June 2023 |

What is the return on investment for practices that provide a comprehensive onboarding program? In a word: enormous.

Bishop Ranch Veterinary Center in the San Francisco Bay Area is noted for its success in growing and retaining DVMs. Co-founder Jim DeLano, DVM, attributes this to his Organized Onboarding program, which he and his team created a decade ago. It’s now a fully customizable, cloud-based platform that facilitates onboarding and mentoring new associates, as well as training lay staff.

Past the Paperwork

Onboarding is so much more than just filling out paperwork when you join a company, DeLano says: “It’s the first step in bringing team members into your community, introducing them to your culture, and helping them feel that they can be a driver of that culture.”

How It Works

All new associate DVMs spend three months in the onboarding program, which includes structured mentoring in four areas: systems, operations and flow; communication; medicine; and surgery. Mentors are paid. “When we pay mentors, we honor their commitment and can hold them to expectations of performance,” says DeLano.
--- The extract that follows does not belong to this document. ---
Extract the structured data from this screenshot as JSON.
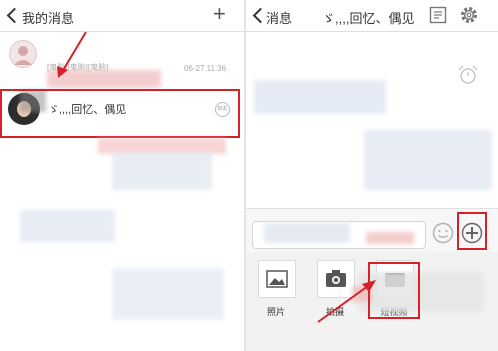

One person—the “quarterback”—runs the program and serves as the systems, operations and flow mentor. “Your quarterback could be your practice administrator, practice manager or another team member,” DeLano says. “Just make sure it’s someone who understands the practice flow and has a hand in scheduling.”

Systems, operations and flow. For a new associate’s first two weeks at the practice, and longer if needed, the quarterback educates the new hire about all the practice’s systems and programs. Every time the new associate comes out of an exam room, the quarterback is there waiting to help, whether it’s putting in a blood-work acquisition, navigating the lab or mastering software. New associates also shadow for half-days in every department so they get the full picture of what the team supporting them does every day.
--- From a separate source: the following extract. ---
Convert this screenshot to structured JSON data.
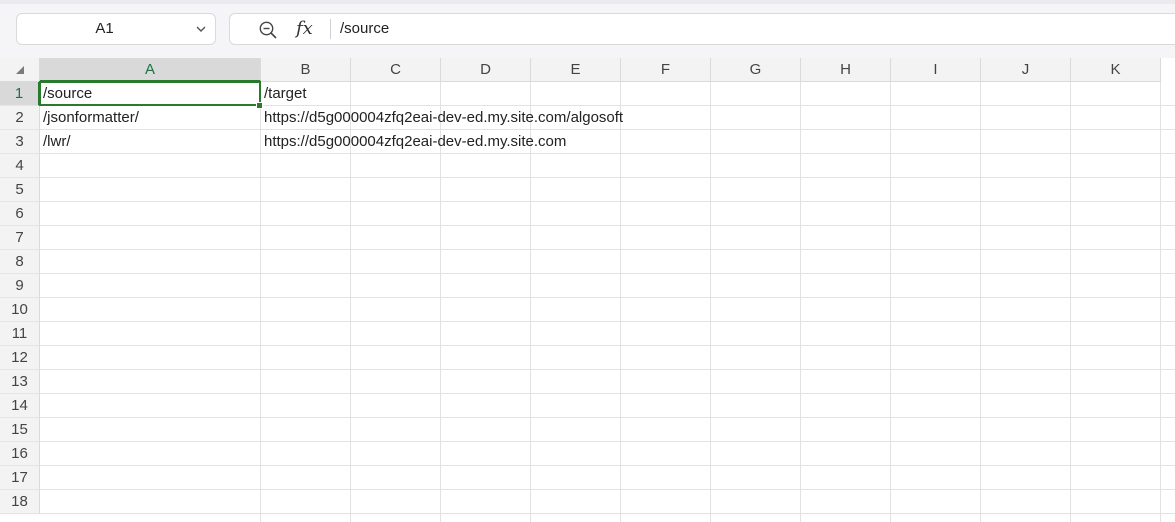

Communication. DeLano believes communication should never be considered a soft skill. “Communication skills can be taught and learned, and are vital to a veterinarian’s success,” he says. “I want our associates to have the confidence, skills and tools they need to be good communicators with both clients and coworkers.”

Medicine and surgery. Medicine and surgery mentors at Bishop Ranch meet one-on-one with their mentees four to six hours per month to discuss the systems that make medicine and surgery flow at the practice. One of the most important parts of these meetings is role-playing, which DeLano calls “Know Your Stories.” The mentor shares a patient’s signalment, history and physical exam findings, then asks the mentee to identify the issue and act out discussing it with the client, played by the mentor. They act out about 30 common practice scenarios over the course of onboarding.
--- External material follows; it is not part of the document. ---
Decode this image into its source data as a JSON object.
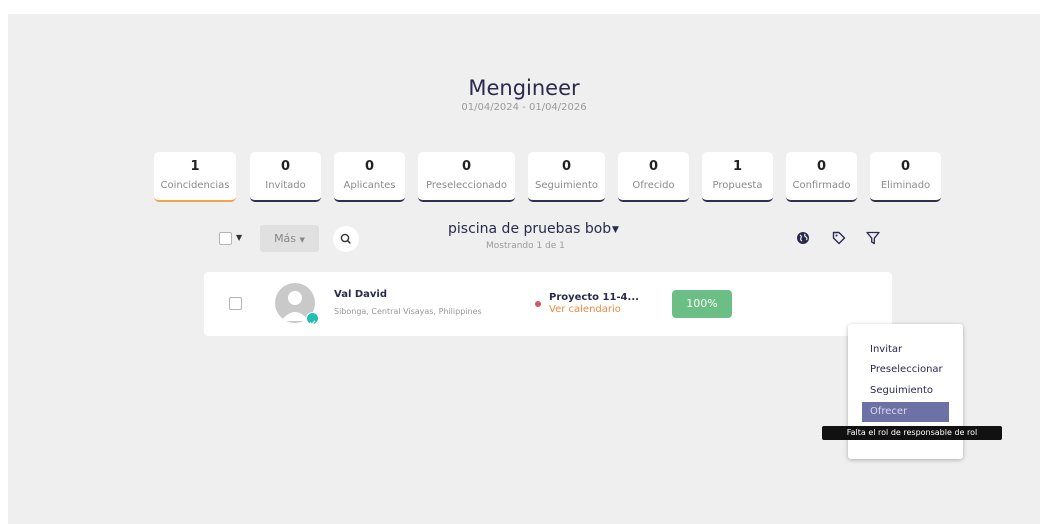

Increased Productivity

When DeLano compared first-year production between associates who had participated in his onboarding program and those who had not, he found that participants processed about 20% more invoices in their first 12 months. “When we teach new hires the flow of the practice, how it runs and what they need to do during the day to successfully care for clients and patients, they spend less time asking questions, looking for things or redoing things they did incorrectly the first time, and they build more client trust,” DeLano says. “In other words, their efficiency skyrockets.”

Salary Bumps, Revenue Jumps

DeLano admits that the first three months of onboarding are slow because learning takes time, but any revenue the new associates don’t earn during that period is made up for in the following nine months. In their first year, the average client transaction of these associates is 22% higher than that of associates who started before the program was introduced.

“That’s a win-win. The individual veterinarians paid on production are now set up for higher pay—up to $35,000 more per year at Bishop Ranch—as well as a greater earning trajectory throughout their career,” DeLano says. “If we grow veterinarians who can produce upward of $750,000 and will stay with our practice because they have bonded with us, bought into our culture and know that we care about them, the payback on that initial investment of time is well worth it.”

All Aboard!

Using his practice as a testing ground, Dr. DeLano found that proactive versus reactive mentoring makes all the difference. Now he and his daughter Ramsey DeLano are making the program available to other practices through their carefully curated curriculum at

Contact your PSIvet Practice Consultant for more information about how you can get set up with Organized Onboarding in your practice.